··· SUPPLIED DATA
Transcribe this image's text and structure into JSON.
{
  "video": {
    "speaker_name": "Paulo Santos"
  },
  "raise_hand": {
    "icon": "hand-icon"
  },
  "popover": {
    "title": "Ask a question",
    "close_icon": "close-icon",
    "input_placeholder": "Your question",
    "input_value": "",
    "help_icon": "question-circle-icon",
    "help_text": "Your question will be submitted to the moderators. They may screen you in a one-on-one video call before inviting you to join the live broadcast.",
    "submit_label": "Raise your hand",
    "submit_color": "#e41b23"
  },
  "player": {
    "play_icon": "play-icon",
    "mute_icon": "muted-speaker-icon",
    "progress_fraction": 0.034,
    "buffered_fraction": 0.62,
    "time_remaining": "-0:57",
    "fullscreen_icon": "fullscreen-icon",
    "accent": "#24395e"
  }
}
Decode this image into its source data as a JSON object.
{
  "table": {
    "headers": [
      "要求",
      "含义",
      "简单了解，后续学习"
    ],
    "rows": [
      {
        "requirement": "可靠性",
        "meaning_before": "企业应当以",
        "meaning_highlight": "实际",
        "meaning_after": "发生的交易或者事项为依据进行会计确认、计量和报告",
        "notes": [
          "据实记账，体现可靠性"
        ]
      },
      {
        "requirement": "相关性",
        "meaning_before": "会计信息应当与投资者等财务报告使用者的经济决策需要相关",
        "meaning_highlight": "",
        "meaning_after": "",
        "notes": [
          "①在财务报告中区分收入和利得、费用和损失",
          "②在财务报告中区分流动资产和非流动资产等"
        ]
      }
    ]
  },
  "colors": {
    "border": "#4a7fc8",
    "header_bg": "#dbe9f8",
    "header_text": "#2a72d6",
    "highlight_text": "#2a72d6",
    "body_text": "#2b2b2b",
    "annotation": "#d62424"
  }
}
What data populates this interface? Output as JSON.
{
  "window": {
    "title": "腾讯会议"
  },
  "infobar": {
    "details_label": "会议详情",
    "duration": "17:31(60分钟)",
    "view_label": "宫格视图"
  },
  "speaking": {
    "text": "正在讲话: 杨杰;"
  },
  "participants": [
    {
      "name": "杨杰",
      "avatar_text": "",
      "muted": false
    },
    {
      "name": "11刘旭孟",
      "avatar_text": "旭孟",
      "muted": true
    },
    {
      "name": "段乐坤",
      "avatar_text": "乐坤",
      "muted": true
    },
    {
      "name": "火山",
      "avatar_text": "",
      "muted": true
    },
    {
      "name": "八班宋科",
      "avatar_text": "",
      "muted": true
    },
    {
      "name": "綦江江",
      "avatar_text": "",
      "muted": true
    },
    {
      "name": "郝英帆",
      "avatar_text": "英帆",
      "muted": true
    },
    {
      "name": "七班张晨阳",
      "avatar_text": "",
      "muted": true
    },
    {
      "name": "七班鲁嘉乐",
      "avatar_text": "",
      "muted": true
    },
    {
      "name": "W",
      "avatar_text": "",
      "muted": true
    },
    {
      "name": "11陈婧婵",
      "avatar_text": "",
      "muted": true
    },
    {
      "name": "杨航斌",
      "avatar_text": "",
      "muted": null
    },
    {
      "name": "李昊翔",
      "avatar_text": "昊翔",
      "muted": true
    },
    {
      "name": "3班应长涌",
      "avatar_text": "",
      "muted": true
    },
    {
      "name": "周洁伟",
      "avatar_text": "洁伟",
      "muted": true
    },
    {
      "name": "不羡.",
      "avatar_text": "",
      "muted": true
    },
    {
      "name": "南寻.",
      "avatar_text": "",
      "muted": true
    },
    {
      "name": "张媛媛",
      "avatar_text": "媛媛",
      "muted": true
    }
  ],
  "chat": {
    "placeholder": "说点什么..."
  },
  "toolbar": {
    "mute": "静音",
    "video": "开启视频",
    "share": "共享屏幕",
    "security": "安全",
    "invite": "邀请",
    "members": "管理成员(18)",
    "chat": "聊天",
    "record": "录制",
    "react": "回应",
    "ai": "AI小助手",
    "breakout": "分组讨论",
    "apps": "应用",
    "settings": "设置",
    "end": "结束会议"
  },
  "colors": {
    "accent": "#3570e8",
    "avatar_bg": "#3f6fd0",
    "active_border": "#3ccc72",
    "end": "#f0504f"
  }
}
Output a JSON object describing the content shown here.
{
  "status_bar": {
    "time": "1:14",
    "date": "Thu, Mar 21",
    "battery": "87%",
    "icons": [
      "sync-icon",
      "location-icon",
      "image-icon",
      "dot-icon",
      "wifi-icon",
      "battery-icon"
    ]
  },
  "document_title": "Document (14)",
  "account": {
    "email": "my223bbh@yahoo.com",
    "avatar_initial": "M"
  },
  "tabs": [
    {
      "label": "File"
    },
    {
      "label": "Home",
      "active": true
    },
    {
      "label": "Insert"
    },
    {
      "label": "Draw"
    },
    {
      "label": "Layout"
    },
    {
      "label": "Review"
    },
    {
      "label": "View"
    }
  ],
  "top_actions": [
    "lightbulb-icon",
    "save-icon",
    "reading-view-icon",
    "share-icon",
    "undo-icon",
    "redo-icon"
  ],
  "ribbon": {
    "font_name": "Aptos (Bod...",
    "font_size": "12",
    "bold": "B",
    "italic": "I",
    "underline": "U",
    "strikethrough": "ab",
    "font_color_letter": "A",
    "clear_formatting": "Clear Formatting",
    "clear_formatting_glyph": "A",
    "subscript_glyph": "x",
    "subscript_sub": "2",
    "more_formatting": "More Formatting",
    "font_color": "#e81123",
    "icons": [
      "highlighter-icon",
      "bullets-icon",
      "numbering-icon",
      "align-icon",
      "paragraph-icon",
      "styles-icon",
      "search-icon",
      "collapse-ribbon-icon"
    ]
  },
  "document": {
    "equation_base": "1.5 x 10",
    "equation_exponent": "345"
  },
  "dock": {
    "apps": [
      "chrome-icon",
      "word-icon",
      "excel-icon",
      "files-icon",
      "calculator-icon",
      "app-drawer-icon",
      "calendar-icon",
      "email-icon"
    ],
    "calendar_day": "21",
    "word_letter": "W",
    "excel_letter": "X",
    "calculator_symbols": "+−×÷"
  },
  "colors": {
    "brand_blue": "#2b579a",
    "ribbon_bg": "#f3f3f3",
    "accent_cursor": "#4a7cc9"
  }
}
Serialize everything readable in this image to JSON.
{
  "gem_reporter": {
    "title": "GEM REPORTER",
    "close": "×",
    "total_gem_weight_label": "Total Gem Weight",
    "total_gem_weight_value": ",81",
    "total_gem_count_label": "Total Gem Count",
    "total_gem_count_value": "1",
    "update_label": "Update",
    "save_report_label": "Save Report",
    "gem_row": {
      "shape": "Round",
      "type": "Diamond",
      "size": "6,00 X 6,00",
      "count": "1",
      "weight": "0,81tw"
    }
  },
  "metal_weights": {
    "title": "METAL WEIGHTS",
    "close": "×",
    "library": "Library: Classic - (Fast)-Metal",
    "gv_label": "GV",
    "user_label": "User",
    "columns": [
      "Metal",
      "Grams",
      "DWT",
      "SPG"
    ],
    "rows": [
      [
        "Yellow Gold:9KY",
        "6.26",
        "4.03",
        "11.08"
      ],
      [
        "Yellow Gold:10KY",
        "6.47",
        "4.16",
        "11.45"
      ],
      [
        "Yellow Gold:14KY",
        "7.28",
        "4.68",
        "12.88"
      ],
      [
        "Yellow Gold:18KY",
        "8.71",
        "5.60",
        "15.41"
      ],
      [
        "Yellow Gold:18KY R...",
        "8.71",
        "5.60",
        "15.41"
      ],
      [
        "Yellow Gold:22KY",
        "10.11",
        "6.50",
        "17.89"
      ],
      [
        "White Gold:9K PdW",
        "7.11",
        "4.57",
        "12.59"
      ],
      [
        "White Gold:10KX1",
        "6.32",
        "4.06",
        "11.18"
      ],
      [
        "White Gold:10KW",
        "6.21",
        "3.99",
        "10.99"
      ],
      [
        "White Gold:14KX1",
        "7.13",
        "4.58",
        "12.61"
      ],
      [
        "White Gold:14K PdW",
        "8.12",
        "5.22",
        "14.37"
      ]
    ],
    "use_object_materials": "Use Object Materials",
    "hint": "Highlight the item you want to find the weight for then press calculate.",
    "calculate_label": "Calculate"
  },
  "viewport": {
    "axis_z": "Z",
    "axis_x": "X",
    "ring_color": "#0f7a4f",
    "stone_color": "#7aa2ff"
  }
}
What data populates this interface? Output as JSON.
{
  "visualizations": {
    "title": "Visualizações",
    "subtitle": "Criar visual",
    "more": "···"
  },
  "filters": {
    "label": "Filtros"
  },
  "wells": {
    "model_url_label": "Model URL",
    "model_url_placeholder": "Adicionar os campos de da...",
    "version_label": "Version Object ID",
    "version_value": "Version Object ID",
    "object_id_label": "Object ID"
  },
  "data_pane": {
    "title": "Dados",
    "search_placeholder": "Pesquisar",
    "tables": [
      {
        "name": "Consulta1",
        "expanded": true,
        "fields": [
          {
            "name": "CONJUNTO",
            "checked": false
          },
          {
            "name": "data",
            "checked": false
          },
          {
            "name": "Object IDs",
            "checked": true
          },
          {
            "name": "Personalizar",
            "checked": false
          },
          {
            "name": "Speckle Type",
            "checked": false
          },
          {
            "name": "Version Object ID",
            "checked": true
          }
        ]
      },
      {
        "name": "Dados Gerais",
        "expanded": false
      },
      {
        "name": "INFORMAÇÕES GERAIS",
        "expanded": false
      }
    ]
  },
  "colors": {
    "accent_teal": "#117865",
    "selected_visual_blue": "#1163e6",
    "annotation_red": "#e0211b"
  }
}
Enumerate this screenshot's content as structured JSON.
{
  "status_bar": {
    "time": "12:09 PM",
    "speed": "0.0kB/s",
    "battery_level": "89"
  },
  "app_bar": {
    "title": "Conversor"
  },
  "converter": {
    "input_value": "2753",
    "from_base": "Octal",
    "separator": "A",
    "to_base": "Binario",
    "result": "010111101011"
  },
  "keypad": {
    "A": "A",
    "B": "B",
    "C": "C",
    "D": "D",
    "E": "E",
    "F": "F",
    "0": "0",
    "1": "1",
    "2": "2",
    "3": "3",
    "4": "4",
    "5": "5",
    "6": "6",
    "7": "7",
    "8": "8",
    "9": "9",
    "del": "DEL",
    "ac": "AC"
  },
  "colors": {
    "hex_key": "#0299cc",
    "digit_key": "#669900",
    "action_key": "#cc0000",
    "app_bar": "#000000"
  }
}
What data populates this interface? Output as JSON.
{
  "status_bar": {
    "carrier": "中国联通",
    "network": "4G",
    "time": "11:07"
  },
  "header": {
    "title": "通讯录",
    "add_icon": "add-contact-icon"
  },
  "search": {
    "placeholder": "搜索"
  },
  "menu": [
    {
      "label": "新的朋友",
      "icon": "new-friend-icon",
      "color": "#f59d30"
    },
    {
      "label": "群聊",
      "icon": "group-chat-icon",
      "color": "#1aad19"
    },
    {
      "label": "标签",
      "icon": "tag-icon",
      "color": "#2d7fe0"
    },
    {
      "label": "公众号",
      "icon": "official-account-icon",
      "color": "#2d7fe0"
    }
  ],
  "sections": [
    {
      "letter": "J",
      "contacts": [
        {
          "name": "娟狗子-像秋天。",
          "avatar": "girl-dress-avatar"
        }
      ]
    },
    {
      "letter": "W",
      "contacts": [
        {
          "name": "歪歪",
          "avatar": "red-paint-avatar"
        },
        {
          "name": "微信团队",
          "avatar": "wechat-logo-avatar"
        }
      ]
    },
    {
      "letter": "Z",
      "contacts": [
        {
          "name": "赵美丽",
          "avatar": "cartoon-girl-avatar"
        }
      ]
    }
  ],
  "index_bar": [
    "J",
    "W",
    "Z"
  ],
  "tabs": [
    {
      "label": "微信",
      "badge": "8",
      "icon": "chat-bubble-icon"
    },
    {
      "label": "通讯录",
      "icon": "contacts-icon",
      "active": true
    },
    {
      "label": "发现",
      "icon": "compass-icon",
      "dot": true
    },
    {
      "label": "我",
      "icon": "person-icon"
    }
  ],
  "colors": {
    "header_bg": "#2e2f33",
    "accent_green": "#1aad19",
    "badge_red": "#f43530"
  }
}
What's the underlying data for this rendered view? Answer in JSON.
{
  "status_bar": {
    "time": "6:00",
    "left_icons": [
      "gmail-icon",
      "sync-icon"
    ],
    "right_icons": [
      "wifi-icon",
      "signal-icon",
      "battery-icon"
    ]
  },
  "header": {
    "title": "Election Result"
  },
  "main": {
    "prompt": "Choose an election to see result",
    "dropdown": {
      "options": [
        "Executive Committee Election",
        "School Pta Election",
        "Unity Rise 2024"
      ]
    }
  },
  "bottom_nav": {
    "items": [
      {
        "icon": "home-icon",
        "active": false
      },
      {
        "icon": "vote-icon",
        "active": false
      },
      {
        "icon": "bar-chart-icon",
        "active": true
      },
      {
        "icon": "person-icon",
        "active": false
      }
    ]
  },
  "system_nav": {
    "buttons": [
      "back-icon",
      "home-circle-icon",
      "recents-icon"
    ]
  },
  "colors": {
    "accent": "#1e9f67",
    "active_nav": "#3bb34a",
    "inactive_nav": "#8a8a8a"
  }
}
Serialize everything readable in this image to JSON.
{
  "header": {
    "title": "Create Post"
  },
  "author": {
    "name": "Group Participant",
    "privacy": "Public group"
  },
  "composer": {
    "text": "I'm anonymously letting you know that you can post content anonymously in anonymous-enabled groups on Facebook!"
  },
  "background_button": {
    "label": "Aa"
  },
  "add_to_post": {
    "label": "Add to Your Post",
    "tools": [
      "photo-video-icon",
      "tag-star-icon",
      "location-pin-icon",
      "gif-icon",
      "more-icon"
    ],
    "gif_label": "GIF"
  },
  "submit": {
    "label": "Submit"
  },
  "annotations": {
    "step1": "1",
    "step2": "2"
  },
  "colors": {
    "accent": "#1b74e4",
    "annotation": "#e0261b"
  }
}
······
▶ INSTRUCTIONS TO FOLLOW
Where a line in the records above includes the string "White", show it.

▶ SOLUTION FOR THIS PROBLEM
        "White Gold:9K PdW",
        "White Gold:10KX1",
        "White Gold:10KW",
        "White Gold:14KX1",
        "White Gold:14K PdW",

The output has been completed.